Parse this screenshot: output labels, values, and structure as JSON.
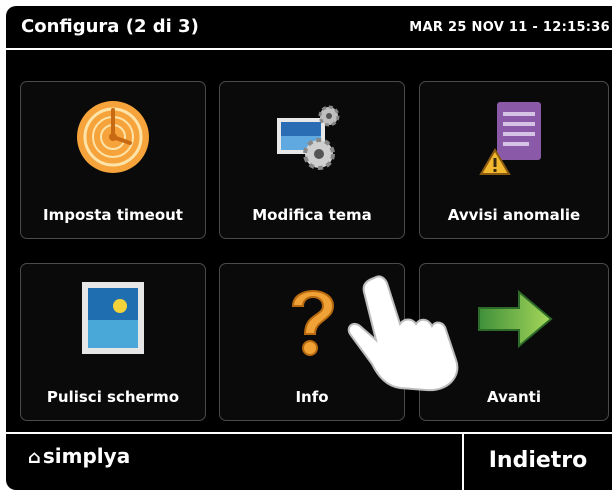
{
  "header": {
    "title": "Configura (2 di 3)",
    "datetime": "MAR 25 NOV 11 - 12:15:36"
  },
  "tiles": [
    {
      "label": "Imposta timeout",
      "icon": "clock-icon"
    },
    {
      "label": "Modifica tema",
      "icon": "theme-gears-icon"
    },
    {
      "label": "Avvisi anomalie",
      "icon": "warning-document-icon"
    },
    {
      "label": "Pulisci schermo",
      "icon": "picture-frame-icon"
    },
    {
      "label": "Info",
      "icon": "question-mark-icon"
    },
    {
      "label": "Avanti",
      "icon": "arrow-right-icon"
    }
  ],
  "footer": {
    "logo_text": "simplya",
    "back_label": "Indietro"
  },
  "colors": {
    "background": "#000000",
    "text": "#ffffff",
    "accent_orange": "#f29a2e",
    "accent_green": "#5bb84a",
    "accent_purple": "#8a5aa8"
  }
}
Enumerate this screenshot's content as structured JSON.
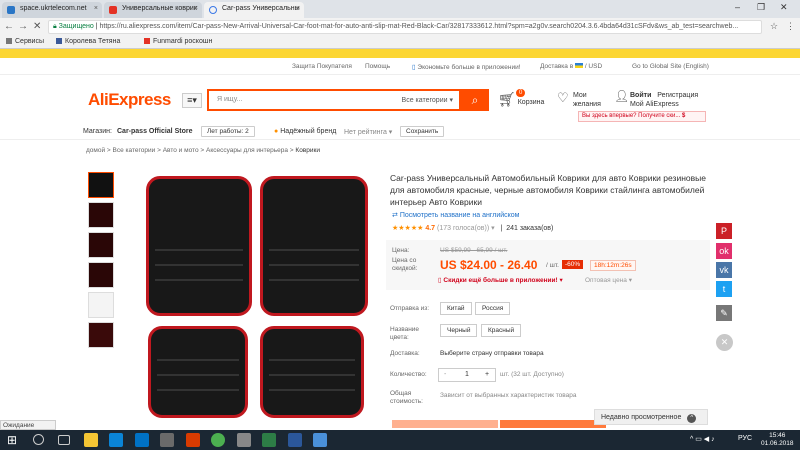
{
  "browser": {
    "tabs": [
      {
        "label": "space.ukrtelecom.net"
      },
      {
        "label": "Универсальные коврик"
      },
      {
        "label": "Car-pass Универсальны"
      }
    ],
    "secure_label": "Защищено",
    "url": "https://ru.aliexpress.com/item/Car-pass-New-Arrival-Universal-Car-foot-mat-for-auto-anti-slip-mat-Red-Black-Car/32817333612.html?spm=a2g0v.search0204.3.6.4bda64d31cSFdv&ws_ab_test=searchweb...",
    "bookmarks": [
      {
        "label": "Сервисы"
      },
      {
        "label": "Королева Тетяна"
      },
      {
        "label": "Funmardi роскошн"
      }
    ],
    "status_text": "Ожидание кеша...."
  },
  "site": {
    "top_nav": [
      "Защита Покупателя",
      "Помощь",
      "Экономьте больше в приложении!",
      "Доставка в",
      "/ USD",
      "Go to Global Site (English)"
    ],
    "logo": "AliExpress",
    "search_placeholder": "Я ищу...",
    "search_category": "Все категории",
    "cart_label": "Корзина",
    "cart_count": "0",
    "wishlist_line1": "Мои",
    "wishlist_line2": "желания",
    "login": "Войти",
    "register": "Регистрация",
    "my_account": "Мой AliExpress",
    "promo": "Вы здесь впервые? Получите ски...",
    "promo_icon": "$"
  },
  "store": {
    "store_label": "Магазин:",
    "store_name": "Car-pass Official Store",
    "years": "Лет работы: 2",
    "reliable": "Надёжный бренд",
    "no_rating": "Нет рейтинга",
    "save": "Сохранить"
  },
  "breadcrumb": [
    "домой",
    "Все категории",
    "Авто и мото",
    "Аксессуары для интерьера",
    "Коврики"
  ],
  "product": {
    "title": "Car-pass Универсальный Автомобильный Коврики для авто Коврики резиновые для автомобиля красные, черные автомобиля Коврики стайлинга автомобилей интерьер Авто Коврики",
    "english_link": "Посмотреть название на английском",
    "rating": "4.7",
    "votes": "(173 голоса(ов))",
    "orders": "241 заказа(ов)",
    "price_label": "Цена:",
    "old_price": "US $59,99 - 65,99 / шт.",
    "discount_label_1": "Цена со",
    "discount_label_2": "скидкой:",
    "price": "US $24.00 - 26.40",
    "unit": "/ шт.",
    "off": "-60%",
    "timer": "18h:12m:26s",
    "app_discount": "Скидки ещё больше в приложении!",
    "wholesale": "Оптовая цена",
    "ship_from_label": "Отправка из:",
    "ship_from": [
      "Китай",
      "Россия"
    ],
    "color_label_1": "Название",
    "color_label_2": "цвета:",
    "colors": [
      "Черный",
      "Красный"
    ],
    "delivery_label": "Доставка:",
    "delivery_value": "Выберите страну отправки товара",
    "qty_label": "Количество:",
    "qty_minus": "-",
    "qty_value": "1",
    "qty_plus": "+",
    "qty_note": "шт. (32 шт. Доступно)",
    "total_label_1": "Общая",
    "total_label_2": "стоимость:",
    "total_value": "Зависит от выбранных характеристик товара"
  },
  "recently_viewed": "Недавно просмотренное",
  "taskbar": {
    "lang": "РУС",
    "time": "15:46",
    "date": "01.06.2018"
  }
}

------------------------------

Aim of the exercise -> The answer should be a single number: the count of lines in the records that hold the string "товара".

Task result -> 2